* **Collected data entries**

######

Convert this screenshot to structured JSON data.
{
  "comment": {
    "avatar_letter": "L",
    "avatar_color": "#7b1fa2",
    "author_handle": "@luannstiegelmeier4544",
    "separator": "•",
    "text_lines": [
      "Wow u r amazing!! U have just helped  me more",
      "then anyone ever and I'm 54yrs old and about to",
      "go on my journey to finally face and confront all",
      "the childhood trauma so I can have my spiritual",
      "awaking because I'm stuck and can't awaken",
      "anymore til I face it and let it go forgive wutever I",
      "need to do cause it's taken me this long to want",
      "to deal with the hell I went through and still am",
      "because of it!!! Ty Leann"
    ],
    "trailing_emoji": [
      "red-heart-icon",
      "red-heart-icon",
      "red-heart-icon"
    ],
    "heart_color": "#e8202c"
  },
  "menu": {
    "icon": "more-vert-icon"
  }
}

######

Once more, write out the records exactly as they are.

* **TASK ANSWER**
Convert this screenshot to structured JSON data.
{
  "comment": {
    "avatar_letter": "L",
    "avatar_color": "#7b1fa2",
    "author_handle": "@luannstiegelmeier4544",
    "separator": "•",
    "text_lines": [
      "Wow u r amazing!! U have just helped  me more",
      "then anyone ever and I'm 54yrs old and about to",
      "go on my journey to finally face and confront all",
      "the childhood trauma so I can have my spiritual",
      "awaking because I'm stuck and can't awaken",
      "anymore til I face it and let it go forgive wutever I",
      "need to do cause it's taken me this long to want",
      "to deal with the hell I went through and still am",
      "because of it!!! Ty Leann"
    ],
    "trailing_emoji": [
      "red-heart-icon",
      "red-heart-icon",
      "red-heart-icon"
    ],
    "heart_color": "#e8202c"
  },
  "menu": {
    "icon": "more-vert-icon"
  }
}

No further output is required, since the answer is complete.